Alvarez, Julia: Vermont Writer from the Dominican Republic
Johnson, Judy A., The World and I
Although born in New York, writer Julia Alvarez spent the first ten years of her life in her family's home in the Dominican Republic under Trujillo's rule. Her father's involvement in underground attempts to remove the dictator from power led to the family's move to New York in 1960. Her father worked seven days a week as a physician with an office in a Spanish-speaking section of Brooklyn. During some high school summers and breaks, Julia worked in that office, becoming aware of the class differences between the office and their more prosperous neighborhood.
The Alvarezes were not strangers to the United States. Julia's grandfather had been the Dominican Republic's cultural attache to the United Nations. Her parents had briefly tried living in New York a decade before their 1960 emigration. Her mother, Julia T. Alvarez, attended a girls' private school in New England. She later served for 23 years as the alternate representative from the Dominican Republic to the United Nations, donating her salary back to the country she represented. She worked on the Third Committee, which focuses on the most vulnerable people in developing nations. Mrs. Alvarez put forth efforts on behalf of the aged and was instrumental in the UN instituting the International Year of Older Persons in 1999, as well as setting aside October 1 as the International Day of Older Persons. Although her position was largely ceremonial, Mrs. Alvarez took it seriously and was later honored for her work at a 2007 UN session.
Arriving in New York in an era when members of ethnic groups did not celebrate their diversity but were expected to blend into the "melting pot," Alvarez and her three sisters were bullied at school as "spics" and teased about their heavily accented English. Finally her mother arranged for the girls to attend the same boarding school--Abbott in Connecticut--that she had attended. There, they were the only Latinas. There, too, Alvarez found examples of independent and literary women in the teachers with whom she studied.
Following Trujillo's assassination, the Alvarez parents sent their daughters back to the Dominican Republic during the summers to rejoin the rest of the family. While the Alvarezes wanted their daughters to be accepted in the United States, they also did not want them to lose their Hispanic culture.
After finishing college and graduate school, Alvarez earned a living by teaching, taking one-year appointments and adjunct faculty positions wherever she could find them. She has lived in every region of the United States as a result.
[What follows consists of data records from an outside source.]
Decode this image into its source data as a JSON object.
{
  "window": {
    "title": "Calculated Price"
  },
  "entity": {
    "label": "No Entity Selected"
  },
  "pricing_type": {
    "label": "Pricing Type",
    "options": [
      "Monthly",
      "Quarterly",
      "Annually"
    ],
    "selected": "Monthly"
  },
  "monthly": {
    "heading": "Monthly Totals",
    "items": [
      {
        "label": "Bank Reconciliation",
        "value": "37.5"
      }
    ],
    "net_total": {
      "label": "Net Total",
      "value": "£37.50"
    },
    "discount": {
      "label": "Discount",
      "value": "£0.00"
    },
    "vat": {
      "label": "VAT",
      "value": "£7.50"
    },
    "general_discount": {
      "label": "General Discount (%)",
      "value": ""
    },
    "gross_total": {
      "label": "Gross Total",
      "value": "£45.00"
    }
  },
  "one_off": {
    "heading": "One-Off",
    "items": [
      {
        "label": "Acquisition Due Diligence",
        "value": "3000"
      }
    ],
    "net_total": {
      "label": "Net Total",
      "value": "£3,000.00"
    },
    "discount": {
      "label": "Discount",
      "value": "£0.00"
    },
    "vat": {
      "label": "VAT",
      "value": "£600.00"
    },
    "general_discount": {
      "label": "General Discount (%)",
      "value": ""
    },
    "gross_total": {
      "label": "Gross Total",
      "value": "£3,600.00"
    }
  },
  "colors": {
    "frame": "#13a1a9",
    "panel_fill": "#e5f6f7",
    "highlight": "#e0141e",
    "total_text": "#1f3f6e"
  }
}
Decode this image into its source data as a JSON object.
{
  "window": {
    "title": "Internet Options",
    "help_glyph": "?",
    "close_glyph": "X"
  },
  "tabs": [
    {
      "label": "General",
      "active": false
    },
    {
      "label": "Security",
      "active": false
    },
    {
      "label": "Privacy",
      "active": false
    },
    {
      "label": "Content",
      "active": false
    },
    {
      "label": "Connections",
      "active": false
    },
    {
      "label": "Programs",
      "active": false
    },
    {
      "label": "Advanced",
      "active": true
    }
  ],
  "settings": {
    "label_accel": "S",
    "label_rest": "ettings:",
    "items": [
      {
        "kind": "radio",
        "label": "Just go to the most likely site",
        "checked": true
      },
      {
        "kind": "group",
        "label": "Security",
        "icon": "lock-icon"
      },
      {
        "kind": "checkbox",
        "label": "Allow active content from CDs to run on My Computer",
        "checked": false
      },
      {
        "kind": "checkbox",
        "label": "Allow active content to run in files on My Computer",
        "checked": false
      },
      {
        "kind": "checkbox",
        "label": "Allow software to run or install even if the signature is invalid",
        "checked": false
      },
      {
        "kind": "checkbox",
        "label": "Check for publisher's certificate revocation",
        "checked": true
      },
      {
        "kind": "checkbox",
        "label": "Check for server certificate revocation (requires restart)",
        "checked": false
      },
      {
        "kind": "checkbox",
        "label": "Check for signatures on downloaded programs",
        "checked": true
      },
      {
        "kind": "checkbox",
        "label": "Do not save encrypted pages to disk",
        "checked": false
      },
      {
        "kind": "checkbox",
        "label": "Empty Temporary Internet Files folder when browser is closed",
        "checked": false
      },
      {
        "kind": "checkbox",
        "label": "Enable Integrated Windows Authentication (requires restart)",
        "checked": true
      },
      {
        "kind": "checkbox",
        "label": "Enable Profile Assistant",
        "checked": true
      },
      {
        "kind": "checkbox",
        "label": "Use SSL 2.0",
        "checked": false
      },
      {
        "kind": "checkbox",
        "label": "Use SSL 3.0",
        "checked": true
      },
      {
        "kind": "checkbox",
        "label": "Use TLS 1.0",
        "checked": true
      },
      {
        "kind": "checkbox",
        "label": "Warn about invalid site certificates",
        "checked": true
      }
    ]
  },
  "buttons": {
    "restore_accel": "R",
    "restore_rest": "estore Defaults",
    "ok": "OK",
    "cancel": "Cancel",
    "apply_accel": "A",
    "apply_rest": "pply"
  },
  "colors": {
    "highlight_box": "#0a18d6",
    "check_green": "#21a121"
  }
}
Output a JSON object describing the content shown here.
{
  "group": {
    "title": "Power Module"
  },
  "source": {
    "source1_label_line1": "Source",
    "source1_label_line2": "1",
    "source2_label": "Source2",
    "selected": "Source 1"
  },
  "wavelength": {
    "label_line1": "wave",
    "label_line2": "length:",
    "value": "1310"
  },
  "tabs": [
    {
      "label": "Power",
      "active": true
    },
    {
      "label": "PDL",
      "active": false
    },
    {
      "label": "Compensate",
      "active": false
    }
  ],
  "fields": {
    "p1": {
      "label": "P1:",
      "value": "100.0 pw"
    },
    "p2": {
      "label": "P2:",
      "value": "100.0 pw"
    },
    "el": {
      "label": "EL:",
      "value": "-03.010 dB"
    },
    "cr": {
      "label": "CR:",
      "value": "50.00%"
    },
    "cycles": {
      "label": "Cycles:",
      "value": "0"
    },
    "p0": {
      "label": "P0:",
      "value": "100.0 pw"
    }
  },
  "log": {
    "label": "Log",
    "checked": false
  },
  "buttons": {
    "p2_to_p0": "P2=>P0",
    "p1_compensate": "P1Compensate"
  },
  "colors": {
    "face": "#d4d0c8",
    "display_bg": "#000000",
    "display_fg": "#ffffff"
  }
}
During these wandering years, she also married and divorced twice before the age of thirty.
In 1991, Alvarez's first novel, "How the Garcia Girls Lost Their Accent," was published to great acclaim. That same year, she received tenure at her alma mater, Middlebury College in Vermont, although she later gave up the honor, which required her to teach full-time. She is now writer-in-residence at Middlebury.
A writing life
According to some scholars, Latino literature about the experience of being in the United States began when Alvar Nunez Cabeza de Vaca published "The Shipwrecks" in 1542. However, despite this long heritage, not until the 1970s did Latinos enter mainstream literature in the U.S. Along with Sandra Cisneros, whose novel "The House on Mango Street" appeared in 1983, Alvarez was among the first Latina authors to be published.
Although she had grown up in an oral culture that valued storytelling, Alvarez was not initially interested in books. As a child, she received a copy of "The Arabian Nights" for a gift, and was struck by the character of Scheherazade, the woman who saved her life by telling stories.
Growing up in the Dominican Republic, Alvarez regarded English as the language of secrets and of worries. Her parents spoke in formal English when they wanted to discuss problems without their daughters' knowledge. …